EXERCISE GOAL -
Please report every line in the entries that contains the string "dụng".
____ DATA LISTING
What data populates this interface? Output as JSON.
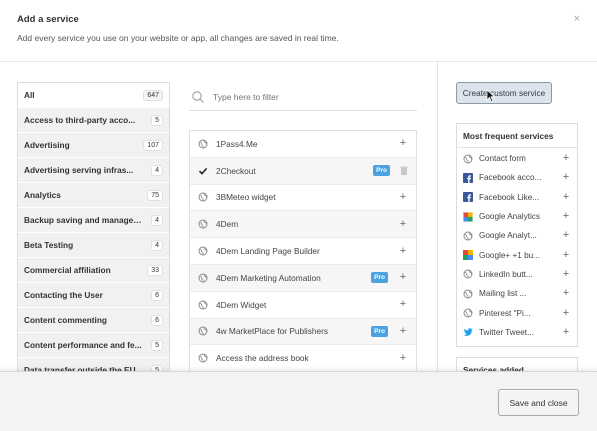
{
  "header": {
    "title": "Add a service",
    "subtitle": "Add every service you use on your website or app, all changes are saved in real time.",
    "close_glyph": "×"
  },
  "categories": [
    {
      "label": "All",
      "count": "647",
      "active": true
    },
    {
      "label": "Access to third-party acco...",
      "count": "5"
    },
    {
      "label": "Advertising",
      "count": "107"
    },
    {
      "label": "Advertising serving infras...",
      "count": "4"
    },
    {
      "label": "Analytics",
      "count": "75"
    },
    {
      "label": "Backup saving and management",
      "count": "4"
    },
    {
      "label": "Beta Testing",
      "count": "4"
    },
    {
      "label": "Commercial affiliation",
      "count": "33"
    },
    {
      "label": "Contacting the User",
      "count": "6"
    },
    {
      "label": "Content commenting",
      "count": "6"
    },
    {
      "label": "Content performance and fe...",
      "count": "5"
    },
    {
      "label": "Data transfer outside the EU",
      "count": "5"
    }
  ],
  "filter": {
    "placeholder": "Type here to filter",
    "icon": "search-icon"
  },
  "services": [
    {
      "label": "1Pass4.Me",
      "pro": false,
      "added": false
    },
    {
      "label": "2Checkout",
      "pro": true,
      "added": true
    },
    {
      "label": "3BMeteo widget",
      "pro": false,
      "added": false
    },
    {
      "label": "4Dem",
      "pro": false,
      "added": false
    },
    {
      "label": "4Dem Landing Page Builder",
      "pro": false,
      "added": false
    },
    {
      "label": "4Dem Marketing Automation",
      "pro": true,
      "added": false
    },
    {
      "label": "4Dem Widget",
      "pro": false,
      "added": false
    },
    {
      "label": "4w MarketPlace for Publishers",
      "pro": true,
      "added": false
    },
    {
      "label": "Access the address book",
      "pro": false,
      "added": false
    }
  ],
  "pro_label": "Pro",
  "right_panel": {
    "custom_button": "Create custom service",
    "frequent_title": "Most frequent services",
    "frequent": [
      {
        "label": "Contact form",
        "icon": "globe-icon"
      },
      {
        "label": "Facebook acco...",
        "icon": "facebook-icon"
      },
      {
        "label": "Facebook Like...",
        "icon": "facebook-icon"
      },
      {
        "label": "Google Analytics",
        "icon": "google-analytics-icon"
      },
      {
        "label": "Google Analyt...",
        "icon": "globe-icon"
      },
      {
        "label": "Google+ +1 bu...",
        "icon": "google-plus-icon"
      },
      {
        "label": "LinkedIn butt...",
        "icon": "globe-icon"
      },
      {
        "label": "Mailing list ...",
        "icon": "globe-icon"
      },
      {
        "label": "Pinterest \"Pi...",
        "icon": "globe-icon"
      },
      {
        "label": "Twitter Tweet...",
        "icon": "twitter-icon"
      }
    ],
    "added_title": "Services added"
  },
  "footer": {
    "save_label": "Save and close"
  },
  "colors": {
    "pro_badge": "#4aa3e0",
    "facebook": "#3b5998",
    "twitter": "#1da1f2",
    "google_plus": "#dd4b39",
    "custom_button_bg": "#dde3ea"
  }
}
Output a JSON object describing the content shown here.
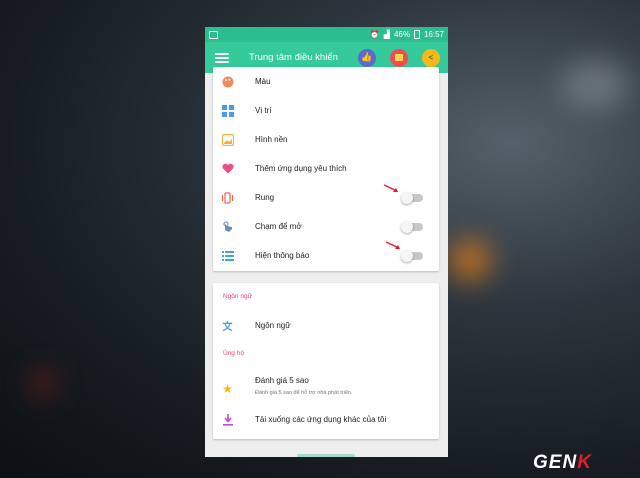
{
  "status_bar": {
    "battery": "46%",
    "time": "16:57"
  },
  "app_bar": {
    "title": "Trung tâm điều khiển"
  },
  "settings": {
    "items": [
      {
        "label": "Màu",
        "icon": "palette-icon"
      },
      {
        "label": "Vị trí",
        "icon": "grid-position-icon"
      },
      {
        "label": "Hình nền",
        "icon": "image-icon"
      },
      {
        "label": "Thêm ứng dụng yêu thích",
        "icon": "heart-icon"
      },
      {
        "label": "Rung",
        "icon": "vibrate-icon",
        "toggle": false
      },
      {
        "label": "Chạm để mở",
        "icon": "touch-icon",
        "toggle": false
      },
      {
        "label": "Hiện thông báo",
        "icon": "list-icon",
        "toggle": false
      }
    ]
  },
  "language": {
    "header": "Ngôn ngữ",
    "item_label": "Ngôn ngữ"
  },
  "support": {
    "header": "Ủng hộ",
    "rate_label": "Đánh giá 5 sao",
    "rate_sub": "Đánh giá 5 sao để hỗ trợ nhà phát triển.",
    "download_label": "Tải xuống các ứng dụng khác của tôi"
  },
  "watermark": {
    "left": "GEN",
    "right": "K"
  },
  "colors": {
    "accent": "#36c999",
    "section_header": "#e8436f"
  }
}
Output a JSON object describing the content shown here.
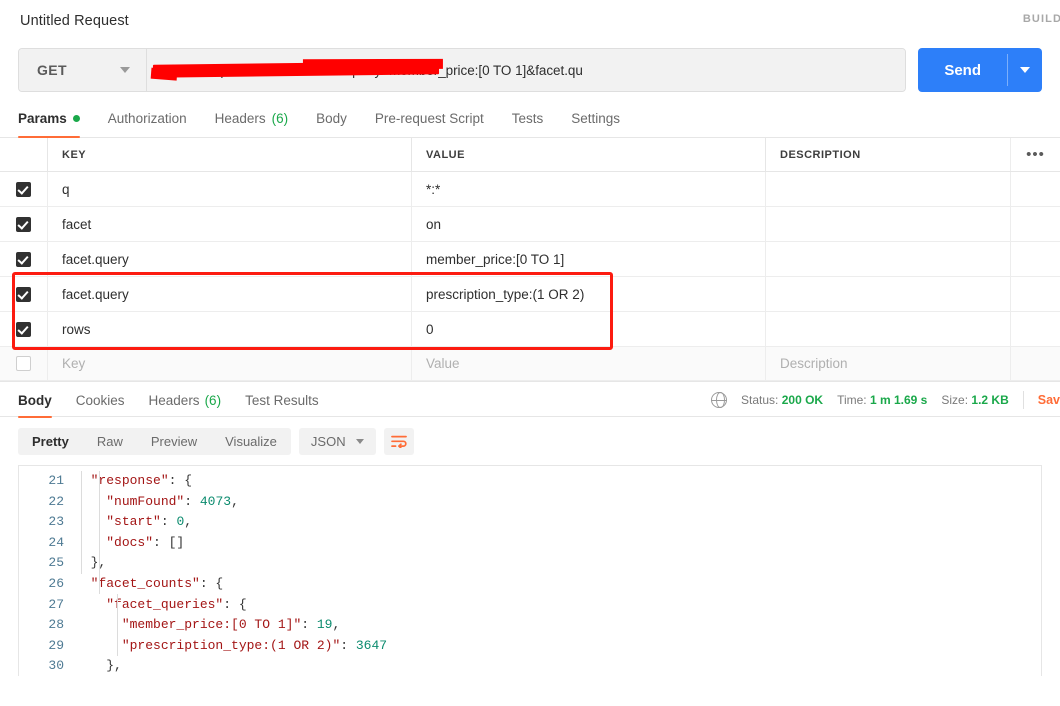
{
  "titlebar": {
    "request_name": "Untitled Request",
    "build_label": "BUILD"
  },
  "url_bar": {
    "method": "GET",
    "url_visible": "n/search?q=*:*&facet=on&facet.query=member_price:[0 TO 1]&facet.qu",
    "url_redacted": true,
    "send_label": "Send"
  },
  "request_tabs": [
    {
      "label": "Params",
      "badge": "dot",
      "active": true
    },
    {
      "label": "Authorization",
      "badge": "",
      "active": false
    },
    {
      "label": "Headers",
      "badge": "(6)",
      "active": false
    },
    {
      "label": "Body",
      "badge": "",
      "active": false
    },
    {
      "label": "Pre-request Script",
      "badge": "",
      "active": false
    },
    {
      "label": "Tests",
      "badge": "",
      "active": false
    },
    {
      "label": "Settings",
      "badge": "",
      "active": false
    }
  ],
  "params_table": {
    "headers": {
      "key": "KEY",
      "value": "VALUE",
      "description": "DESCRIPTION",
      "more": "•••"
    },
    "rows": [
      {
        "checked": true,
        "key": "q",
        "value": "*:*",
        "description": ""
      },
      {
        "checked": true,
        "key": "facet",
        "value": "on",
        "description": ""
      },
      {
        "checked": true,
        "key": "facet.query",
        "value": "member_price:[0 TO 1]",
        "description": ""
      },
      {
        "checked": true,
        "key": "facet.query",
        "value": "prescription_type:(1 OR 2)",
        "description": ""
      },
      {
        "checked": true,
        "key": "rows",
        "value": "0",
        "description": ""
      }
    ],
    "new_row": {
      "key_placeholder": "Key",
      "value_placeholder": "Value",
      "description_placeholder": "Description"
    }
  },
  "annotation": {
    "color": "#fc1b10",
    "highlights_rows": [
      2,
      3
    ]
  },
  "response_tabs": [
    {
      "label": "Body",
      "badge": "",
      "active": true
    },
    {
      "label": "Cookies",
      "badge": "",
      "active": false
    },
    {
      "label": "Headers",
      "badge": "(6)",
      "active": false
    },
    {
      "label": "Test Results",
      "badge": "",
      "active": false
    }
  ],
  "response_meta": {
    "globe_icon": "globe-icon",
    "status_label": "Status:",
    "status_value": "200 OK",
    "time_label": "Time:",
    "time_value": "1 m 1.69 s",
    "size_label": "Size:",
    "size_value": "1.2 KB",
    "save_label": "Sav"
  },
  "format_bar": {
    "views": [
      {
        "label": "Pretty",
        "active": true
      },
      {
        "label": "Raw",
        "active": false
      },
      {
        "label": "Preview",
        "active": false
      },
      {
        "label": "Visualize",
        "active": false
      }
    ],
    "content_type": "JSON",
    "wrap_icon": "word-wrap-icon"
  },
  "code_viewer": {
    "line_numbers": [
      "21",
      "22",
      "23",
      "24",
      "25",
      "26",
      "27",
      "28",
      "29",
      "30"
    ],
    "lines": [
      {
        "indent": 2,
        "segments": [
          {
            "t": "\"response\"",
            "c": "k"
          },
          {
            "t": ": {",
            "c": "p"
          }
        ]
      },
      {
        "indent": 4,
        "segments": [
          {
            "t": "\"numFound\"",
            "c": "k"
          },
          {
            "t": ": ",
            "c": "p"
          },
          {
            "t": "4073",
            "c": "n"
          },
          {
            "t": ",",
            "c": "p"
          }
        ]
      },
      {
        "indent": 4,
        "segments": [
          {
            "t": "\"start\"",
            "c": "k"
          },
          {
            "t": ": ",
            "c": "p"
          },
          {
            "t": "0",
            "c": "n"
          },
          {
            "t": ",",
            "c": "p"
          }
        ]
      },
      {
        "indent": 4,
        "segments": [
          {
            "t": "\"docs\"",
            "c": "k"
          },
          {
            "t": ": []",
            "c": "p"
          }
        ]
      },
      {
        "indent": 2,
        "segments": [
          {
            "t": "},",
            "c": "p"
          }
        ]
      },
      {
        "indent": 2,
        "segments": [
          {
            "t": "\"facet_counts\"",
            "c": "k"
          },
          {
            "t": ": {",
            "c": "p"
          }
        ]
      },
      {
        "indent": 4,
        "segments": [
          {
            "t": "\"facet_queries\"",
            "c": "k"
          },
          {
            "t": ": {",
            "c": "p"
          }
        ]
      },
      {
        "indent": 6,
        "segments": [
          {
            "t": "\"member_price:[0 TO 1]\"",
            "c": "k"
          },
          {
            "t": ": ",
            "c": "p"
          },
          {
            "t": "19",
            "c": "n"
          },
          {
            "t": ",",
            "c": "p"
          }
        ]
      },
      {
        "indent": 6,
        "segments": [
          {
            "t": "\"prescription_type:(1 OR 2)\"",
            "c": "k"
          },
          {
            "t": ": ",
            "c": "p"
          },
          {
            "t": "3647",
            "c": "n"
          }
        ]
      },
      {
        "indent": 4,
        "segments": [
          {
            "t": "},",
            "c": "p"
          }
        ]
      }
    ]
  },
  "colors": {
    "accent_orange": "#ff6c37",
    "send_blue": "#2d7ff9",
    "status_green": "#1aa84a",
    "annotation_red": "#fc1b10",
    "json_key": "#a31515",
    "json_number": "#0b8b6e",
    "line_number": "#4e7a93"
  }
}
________
TASK RESPONSE -
        "label": "Thêm ứng dụng yêu thích",
    "download_label": "Tải xuống các ứng dụng khác của tôi"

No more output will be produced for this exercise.